Narrow Results Clear All
- Communication Improvement 2
- Education and Training 2
- Error Reporting and Analysis 3
- Human Factors Engineering 2
- Legal and Policy Approaches 1
- Logistical Approaches 1
- Quality Improvement Strategies 5
- Specialization of Care 2
- Clinical Information Systems 2
- Device-related Complications 1
- Diagnostic Errors 2
- Discontinuities, Gaps, and Hand-Off Problems 1
- Fatigue and Sleep Deprivation 1
- Identification Errors 1
- Medical Complications
- Medication Safety 5
- Psychological and Social Complications 1
Search results for ""
Special or Theme Issue
Pediatr Crit Care Med. 2007;8(suppl):S1-S43.

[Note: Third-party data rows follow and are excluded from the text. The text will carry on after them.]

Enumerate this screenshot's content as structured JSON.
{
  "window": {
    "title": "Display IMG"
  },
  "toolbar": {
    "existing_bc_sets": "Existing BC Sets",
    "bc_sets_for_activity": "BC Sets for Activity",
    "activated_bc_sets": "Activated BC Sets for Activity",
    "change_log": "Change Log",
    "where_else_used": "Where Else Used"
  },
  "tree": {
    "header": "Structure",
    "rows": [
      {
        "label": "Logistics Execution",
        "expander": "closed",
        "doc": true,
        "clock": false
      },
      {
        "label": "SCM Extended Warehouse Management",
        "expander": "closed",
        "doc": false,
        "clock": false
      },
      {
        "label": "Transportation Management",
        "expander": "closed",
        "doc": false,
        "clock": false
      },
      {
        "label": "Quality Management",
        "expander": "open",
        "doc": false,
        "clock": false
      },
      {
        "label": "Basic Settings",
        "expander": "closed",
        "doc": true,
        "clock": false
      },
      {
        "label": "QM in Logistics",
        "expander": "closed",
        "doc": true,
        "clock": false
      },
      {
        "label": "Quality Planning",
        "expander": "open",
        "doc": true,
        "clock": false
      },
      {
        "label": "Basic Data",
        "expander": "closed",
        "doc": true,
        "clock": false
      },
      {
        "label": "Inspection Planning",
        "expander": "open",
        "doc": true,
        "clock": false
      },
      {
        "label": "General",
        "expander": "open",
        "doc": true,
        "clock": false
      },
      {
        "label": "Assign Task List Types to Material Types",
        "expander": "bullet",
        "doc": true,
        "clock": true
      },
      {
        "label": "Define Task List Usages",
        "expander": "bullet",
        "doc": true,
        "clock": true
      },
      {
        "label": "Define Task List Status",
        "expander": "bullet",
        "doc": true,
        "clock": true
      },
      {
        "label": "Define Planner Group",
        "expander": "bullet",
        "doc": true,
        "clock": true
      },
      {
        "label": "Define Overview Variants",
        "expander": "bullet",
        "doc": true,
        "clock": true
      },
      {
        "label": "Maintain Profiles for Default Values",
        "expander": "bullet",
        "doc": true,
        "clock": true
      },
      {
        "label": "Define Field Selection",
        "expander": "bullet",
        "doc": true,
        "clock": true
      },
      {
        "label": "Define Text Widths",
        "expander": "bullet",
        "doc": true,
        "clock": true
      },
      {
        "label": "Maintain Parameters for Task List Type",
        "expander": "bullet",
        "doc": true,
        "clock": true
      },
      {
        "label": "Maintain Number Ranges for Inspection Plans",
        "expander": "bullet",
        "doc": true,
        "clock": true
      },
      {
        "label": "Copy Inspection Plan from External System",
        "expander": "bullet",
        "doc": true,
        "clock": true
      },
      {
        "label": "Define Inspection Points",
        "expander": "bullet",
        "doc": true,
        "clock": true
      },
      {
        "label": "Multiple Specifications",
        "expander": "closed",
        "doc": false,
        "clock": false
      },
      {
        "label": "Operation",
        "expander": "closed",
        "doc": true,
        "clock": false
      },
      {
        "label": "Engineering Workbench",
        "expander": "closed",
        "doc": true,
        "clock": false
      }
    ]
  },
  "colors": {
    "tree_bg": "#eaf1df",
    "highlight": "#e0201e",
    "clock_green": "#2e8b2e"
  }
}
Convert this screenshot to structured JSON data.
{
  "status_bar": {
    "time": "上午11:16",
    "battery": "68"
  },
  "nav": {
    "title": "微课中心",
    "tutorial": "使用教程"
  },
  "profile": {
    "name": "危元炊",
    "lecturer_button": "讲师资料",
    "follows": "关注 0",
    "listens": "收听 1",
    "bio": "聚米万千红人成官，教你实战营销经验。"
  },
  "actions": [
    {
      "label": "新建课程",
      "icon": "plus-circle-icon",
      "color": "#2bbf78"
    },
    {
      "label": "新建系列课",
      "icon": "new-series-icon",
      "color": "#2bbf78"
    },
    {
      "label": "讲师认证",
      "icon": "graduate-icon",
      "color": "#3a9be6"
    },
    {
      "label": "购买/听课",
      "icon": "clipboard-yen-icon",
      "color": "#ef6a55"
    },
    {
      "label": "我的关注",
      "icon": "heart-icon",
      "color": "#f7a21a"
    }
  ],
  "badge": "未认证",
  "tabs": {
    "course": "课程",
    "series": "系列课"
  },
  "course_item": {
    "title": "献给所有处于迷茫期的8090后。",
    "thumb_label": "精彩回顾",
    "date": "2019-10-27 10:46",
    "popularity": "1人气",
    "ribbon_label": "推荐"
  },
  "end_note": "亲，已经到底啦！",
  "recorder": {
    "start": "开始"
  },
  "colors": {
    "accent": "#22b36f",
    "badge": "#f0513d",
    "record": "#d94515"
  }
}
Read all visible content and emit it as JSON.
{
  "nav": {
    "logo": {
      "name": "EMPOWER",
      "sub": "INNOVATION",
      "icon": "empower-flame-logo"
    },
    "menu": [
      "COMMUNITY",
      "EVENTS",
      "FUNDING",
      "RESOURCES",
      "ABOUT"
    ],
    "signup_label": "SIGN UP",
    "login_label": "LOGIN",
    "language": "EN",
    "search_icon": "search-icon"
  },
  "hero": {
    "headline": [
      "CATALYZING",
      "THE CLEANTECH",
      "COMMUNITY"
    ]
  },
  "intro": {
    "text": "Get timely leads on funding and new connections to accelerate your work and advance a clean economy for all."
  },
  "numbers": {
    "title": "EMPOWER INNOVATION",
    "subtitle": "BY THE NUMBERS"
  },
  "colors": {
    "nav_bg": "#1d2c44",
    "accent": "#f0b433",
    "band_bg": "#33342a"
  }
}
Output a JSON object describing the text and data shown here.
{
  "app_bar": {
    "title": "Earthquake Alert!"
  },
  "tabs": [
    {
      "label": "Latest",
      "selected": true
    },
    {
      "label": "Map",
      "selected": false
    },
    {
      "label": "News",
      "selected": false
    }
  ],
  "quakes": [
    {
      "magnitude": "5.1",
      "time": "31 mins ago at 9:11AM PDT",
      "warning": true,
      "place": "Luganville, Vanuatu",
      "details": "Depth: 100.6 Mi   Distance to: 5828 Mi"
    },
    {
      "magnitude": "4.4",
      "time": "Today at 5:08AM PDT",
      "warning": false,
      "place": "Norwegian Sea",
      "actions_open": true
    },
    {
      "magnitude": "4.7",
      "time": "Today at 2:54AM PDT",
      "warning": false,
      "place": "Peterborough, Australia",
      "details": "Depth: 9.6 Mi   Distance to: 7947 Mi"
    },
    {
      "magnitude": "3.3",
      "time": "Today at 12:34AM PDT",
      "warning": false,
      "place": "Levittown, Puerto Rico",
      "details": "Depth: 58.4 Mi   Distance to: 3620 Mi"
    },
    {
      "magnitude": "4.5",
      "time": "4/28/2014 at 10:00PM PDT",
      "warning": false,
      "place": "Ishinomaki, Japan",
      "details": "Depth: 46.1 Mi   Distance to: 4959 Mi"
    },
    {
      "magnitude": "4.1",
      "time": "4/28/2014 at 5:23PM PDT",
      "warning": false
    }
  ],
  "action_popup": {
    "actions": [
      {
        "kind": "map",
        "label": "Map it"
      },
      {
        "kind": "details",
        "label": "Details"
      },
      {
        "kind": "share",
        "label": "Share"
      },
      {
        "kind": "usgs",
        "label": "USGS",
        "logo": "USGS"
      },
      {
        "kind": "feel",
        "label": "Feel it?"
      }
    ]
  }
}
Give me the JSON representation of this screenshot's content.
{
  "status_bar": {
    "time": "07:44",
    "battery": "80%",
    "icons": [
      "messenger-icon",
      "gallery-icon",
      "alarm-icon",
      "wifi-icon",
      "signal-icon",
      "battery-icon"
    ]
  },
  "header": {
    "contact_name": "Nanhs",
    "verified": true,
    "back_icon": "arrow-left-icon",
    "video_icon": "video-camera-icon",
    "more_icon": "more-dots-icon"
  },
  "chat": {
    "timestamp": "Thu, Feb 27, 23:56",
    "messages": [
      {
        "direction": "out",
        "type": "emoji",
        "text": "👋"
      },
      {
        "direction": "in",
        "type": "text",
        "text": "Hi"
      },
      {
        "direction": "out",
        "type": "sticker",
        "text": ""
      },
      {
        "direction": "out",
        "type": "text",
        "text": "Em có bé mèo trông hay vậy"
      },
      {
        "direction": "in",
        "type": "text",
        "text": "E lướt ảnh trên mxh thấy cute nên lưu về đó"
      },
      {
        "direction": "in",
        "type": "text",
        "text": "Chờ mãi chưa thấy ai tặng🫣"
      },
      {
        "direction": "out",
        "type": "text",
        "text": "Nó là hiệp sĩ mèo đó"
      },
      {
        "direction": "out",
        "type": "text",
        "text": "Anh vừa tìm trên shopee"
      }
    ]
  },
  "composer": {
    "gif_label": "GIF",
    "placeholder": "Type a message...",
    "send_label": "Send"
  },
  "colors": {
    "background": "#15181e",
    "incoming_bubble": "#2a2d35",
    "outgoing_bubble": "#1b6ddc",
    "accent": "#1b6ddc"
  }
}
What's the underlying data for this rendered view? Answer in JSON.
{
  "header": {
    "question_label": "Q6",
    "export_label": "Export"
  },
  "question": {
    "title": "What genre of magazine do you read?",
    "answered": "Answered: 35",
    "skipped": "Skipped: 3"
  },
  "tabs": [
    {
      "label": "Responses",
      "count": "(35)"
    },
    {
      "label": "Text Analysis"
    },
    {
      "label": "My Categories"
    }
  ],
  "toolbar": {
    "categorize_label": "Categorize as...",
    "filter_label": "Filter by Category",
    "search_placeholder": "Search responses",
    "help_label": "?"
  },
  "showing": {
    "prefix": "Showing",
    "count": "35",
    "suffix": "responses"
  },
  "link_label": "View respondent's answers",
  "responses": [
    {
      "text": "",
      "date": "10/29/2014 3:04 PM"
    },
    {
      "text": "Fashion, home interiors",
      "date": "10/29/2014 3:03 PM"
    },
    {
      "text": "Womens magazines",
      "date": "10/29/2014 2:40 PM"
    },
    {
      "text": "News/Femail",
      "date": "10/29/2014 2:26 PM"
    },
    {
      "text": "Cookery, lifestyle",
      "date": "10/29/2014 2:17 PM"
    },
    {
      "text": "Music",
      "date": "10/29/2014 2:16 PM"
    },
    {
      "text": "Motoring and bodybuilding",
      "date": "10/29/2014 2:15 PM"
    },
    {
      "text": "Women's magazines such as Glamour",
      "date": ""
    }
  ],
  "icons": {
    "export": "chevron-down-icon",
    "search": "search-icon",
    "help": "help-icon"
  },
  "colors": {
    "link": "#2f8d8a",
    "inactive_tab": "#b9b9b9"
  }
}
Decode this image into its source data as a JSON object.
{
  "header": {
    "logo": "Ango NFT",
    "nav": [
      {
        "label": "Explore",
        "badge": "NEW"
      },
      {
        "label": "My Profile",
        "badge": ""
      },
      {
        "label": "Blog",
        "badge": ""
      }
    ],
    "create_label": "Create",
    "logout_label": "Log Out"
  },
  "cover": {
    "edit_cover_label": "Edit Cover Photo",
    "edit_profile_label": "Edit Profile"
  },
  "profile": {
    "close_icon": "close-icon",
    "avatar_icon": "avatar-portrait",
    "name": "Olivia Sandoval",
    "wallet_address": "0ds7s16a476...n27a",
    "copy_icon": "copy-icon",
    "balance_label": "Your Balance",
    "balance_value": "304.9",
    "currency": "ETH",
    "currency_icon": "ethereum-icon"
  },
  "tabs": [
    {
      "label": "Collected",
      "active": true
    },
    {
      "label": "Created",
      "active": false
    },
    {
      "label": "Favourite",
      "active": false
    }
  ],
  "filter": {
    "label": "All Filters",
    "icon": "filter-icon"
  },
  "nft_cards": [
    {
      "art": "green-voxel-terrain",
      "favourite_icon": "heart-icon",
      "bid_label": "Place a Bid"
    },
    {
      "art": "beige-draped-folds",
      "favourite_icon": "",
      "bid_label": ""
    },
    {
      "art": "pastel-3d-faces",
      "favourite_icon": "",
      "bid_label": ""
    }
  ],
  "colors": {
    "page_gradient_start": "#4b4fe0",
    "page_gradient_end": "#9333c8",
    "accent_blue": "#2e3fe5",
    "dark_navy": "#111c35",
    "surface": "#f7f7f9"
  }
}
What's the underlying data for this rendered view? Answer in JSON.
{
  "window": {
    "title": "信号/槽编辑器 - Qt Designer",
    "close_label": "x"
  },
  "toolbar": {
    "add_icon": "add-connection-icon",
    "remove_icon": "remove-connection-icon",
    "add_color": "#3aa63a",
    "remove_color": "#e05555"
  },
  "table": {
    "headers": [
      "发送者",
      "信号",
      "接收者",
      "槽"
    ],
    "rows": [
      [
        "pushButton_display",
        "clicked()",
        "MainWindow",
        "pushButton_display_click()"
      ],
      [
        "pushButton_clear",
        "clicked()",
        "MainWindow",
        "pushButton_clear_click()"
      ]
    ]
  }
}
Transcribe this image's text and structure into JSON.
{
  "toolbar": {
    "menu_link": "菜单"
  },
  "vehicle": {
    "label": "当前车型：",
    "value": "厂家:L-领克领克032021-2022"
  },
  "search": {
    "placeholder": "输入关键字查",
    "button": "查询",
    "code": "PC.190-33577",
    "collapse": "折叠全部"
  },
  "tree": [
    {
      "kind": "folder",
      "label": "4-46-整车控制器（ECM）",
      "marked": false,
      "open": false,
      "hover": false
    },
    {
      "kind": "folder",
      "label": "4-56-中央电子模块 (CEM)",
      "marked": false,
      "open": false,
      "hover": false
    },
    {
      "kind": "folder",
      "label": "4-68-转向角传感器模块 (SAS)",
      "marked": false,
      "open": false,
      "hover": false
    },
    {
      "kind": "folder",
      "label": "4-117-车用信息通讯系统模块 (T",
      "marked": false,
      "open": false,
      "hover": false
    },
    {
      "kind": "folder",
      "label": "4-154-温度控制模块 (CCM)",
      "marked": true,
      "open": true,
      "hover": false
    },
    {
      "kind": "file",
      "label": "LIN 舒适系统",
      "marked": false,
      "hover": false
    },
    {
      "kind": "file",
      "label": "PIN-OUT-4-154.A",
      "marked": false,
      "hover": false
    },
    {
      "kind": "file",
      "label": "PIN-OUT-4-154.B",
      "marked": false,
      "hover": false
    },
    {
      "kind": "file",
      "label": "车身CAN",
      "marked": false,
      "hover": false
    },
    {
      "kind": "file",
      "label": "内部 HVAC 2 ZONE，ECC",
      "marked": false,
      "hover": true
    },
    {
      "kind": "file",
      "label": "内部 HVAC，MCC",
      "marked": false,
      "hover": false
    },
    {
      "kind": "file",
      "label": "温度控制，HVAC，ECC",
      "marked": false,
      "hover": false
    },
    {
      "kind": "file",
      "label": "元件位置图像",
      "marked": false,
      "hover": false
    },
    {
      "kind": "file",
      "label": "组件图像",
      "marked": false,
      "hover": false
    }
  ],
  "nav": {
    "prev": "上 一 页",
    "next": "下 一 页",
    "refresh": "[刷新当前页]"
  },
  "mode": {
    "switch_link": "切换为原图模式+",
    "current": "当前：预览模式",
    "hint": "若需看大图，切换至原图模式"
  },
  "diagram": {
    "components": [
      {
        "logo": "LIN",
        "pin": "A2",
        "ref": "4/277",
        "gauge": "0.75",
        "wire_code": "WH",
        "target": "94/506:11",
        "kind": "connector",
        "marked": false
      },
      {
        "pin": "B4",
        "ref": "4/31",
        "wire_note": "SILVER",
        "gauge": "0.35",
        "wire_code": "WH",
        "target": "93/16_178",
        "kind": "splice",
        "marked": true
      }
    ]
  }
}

This supplement covers issues related to safety indicators, fatigue, electronic medical records, infection, and disclosure of medical errors in the care of critically ill children.
Sydney, Australia: Australian Commission on Safety and Quality in Health Care; 2008. ISBN: 9780980346275.
This report compiles public and private data to provide insight into the quality and safety of patient care in Australian hospitals.
Journal Article > Commentary
Cohen MC. Hosp Pharm. 2009;44:374-378.
This monthly selection of medication error reports includes examples of drug name confusion, communication failures, and insulin pen misuse.
Journal Article > Review
Govindan M, Van Citters AD, Nelson EC, Kelly-Cummings J, Suresh G. Qual Saf Health Care. 2010;19:e11.
This systematic review identified a number of methods used for automated detection of safety events, including adverse drug events and nosocomial infections. However, the accuracy of error detection varied widely between different systems.
Wetzel TG. Health Data Manage. 2011 Feb;19:86, 88, 90 passim.
This article discusses how several health care organizations used health information technology to improve organizational transparency.
Journal Article > Study
Tinoco A, Evans RS, Staes CJ, Lloyd JF, Rothschild JM, Haug PJ. J Am Med Inform Assoc. 2011;18:491-497.
This study found that computerized surveillance systems detected more hospital-acquired infections than manual chart review, but both methods detected similar rates of adverse drug events. The authors discuss the tradeoffs of each surveillance method and highlight how each system used information from different sources.
Journal Article > Review
Bhattacharjee P, Edelson DP, Churpek MM. Chest. 2017;151:898-907.
Undiagnosed sepsis can lead to serious patient harm. This review describes proactive methods of monitoring patients to augment detection and early treatment of sepsis. The authors discuss how this process has evolved over time and suggest that automated tools can aid in identifying and managing sepsis.